◆ Records for the task ◆
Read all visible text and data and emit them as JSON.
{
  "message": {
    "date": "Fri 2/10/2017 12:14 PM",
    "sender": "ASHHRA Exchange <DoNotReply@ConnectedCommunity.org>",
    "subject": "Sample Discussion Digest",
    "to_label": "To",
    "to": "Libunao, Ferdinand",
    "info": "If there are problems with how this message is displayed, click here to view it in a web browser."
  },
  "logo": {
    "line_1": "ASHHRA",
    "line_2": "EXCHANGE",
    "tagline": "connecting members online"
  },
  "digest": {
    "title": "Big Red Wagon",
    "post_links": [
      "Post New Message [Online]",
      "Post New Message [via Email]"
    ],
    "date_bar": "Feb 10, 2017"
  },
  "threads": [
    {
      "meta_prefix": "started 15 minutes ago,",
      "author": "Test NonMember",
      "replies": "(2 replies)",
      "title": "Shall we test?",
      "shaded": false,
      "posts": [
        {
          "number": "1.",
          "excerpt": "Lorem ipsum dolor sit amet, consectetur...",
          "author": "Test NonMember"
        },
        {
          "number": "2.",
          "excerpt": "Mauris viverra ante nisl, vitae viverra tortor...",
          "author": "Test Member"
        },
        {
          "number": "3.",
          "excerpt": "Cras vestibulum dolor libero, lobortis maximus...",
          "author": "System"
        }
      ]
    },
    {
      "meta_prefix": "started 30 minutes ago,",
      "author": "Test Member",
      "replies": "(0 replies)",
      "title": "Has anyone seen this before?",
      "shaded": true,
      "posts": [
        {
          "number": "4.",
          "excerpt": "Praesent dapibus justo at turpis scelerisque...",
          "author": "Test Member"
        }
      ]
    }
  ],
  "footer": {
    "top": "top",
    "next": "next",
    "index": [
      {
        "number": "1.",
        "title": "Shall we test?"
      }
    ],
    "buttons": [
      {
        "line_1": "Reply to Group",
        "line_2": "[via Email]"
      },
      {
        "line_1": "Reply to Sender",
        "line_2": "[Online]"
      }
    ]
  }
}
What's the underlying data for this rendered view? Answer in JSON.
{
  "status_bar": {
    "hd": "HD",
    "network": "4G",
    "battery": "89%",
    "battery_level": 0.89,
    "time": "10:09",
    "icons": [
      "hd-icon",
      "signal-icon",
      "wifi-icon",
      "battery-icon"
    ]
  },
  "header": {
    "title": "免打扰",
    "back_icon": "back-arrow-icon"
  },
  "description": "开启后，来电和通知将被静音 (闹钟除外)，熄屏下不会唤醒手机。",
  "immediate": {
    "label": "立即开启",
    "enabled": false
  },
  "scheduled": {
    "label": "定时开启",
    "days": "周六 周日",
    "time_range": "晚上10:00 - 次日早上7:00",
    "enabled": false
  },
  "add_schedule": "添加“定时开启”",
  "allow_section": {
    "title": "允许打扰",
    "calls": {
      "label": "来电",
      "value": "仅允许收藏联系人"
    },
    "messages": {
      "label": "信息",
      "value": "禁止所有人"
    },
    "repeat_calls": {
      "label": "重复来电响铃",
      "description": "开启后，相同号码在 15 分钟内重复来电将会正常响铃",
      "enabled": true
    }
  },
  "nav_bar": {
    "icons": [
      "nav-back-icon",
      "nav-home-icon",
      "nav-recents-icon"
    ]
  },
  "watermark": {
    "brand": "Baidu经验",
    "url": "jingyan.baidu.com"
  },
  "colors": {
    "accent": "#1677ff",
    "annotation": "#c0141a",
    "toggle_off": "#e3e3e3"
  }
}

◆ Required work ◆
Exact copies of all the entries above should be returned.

◆ Exercise answer ◆
Read all visible text and data and emit them as JSON.
{
  "message": {
    "date": "Fri 2/10/2017 12:14 PM",
    "sender": "ASHHRA Exchange <DoNotReply@ConnectedCommunity.org>",
    "subject": "Sample Discussion Digest",
    "to_label": "To",
    "to": "Libunao, Ferdinand",
    "info": "If there are problems with how this message is displayed, click here to view it in a web browser."
  },
  "logo": {
    "line_1": "ASHHRA",
    "line_2": "EXCHANGE",
    "tagline": "connecting members online"
  },
  "digest": {
    "title": "Big Red Wagon",
    "post_links": [
      "Post New Message [Online]",
      "Post New Message [via Email]"
    ],
    "date_bar": "Feb 10, 2017"
  },
  "threads": [
    {
      "meta_prefix": "started 15 minutes ago,",
      "author": "Test NonMember",
      "replies": "(2 replies)",
      "title": "Shall we test?",
      "shaded": false,
      "posts": [
        {
          "number": "1.",
          "excerpt": "Lorem ipsum dolor sit amet, consectetur...",
          "author": "Test NonMember"
        },
        {
          "number": "2.",
          "excerpt": "Mauris viverra ante nisl, vitae viverra tortor...",
          "author": "Test Member"
        },
        {
          "number": "3.",
          "excerpt": "Cras vestibulum dolor libero, lobortis maximus...",
          "author": "System"
        }
      ]
    },
    {
      "meta_prefix": "started 30 minutes ago,",
      "author": "Test Member",
      "replies": "(0 replies)",
      "title": "Has anyone seen this before?",
      "shaded": true,
      "posts": [
        {
          "number": "4.",
          "excerpt": "Praesent dapibus justo at turpis scelerisque...",
          "author": "Test Member"
        }
      ]
    }
  ],
  "footer": {
    "top": "top",
    "next": "next",
    "index": [
      {
        "number": "1.",
        "title": "Shall we test?"
      }
    ],
    "buttons": [
      {
        "line_1": "Reply to Group",
        "line_2": "[via Email]"
      },
      {
        "line_1": "Reply to Sender",
        "line_2": "[Online]"
      }
    ]
  }
}
What's the underlying data for this rendered view? Answer in JSON.
{
  "status_bar": {
    "hd": "HD",
    "network": "4G",
    "battery": "89%",
    "battery_level": 0.89,
    "time": "10:09",
    "icons": [
      "hd-icon",
      "signal-icon",
      "wifi-icon",
      "battery-icon"
    ]
  },
  "header": {
    "title": "免打扰",
    "back_icon": "back-arrow-icon"
  },
  "description": "开启后，来电和通知将被静音 (闹钟除外)，熄屏下不会唤醒手机。",
  "immediate": {
    "label": "立即开启",
    "enabled": false
  },
  "scheduled": {
    "label": "定时开启",
    "days": "周六 周日",
    "time_range": "晚上10:00 - 次日早上7:00",
    "enabled": false
  },
  "add_schedule": "添加“定时开启”",
  "allow_section": {
    "title": "允许打扰",
    "calls": {
      "label": "来电",
      "value": "仅允许收藏联系人"
    },
    "messages": {
      "label": "信息",
      "value": "禁止所有人"
    },
    "repeat_calls": {
      "label": "重复来电响铃",
      "description": "开启后，相同号码在 15 分钟内重复来电将会正常响铃",
      "enabled": true
    }
  },
  "nav_bar": {
    "icons": [
      "nav-back-icon",
      "nav-home-icon",
      "nav-recents-icon"
    ]
  },
  "watermark": {
    "brand": "Baidu经验",
    "url": "jingyan.baidu.com"
  },
  "colors": {
    "accent": "#1677ff",
    "annotation": "#c0141a",
    "toggle_off": "#e3e3e3"
  }
}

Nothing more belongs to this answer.